Data excerpts
Content starts
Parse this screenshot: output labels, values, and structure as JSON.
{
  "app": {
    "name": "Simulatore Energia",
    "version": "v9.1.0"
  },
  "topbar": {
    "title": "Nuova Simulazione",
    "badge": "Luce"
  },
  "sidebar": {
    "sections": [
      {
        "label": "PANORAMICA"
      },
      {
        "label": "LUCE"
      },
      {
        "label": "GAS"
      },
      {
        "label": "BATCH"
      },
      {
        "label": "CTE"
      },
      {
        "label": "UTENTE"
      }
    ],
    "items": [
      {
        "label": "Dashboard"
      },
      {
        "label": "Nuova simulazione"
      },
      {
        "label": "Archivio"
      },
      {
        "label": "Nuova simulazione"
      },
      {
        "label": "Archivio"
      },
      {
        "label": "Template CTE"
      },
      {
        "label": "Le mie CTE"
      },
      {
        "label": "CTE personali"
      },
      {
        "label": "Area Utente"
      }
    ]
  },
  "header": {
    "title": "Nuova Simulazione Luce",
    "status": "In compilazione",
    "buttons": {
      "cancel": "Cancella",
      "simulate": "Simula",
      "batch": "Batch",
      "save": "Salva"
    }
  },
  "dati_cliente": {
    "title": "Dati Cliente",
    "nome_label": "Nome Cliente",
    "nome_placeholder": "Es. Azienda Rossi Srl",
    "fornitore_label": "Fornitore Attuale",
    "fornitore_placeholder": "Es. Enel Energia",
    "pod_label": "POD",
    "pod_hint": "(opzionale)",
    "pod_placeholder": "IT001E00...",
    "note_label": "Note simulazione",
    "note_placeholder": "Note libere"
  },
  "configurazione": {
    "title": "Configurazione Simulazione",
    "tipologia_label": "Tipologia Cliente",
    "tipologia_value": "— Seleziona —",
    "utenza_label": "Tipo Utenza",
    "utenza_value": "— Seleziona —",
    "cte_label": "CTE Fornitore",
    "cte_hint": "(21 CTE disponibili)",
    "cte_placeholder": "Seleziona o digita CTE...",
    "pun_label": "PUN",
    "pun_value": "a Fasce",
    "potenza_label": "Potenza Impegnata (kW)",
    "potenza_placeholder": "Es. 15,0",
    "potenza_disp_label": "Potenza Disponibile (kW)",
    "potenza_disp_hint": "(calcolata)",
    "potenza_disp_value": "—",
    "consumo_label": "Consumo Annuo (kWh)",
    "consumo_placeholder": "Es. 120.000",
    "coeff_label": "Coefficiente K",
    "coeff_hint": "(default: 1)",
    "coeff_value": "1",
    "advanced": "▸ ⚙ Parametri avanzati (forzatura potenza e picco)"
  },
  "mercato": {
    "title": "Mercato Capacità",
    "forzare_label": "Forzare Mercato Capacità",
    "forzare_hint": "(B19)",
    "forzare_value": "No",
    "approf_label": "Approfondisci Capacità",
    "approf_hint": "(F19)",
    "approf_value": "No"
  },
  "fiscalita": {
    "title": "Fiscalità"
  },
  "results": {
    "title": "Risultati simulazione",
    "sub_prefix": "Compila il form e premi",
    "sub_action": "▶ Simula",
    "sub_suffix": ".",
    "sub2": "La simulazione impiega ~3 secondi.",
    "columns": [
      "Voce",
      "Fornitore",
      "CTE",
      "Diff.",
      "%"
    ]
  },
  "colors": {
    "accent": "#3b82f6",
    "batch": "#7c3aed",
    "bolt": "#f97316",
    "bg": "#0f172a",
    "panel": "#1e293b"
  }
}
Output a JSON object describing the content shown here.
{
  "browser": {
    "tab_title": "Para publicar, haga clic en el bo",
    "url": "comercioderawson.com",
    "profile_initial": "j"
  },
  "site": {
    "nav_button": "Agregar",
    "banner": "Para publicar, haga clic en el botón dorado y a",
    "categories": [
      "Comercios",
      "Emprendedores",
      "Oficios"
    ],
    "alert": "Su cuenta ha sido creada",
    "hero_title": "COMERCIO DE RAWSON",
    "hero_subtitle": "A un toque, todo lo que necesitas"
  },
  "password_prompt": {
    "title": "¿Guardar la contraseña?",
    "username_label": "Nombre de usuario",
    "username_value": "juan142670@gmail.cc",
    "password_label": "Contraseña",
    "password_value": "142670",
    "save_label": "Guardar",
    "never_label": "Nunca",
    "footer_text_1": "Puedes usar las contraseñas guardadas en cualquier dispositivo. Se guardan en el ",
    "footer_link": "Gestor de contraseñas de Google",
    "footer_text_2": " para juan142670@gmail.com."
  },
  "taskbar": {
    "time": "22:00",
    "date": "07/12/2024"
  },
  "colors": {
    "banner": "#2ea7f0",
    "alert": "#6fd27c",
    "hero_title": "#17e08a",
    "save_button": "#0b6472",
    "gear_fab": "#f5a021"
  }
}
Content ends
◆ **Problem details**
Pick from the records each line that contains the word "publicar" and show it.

◆ **Reply to the exercise**
    "tab_title": "Para publicar, haga clic en el bo",
    "banner": "Para publicar, haga clic en el botón dorado y a",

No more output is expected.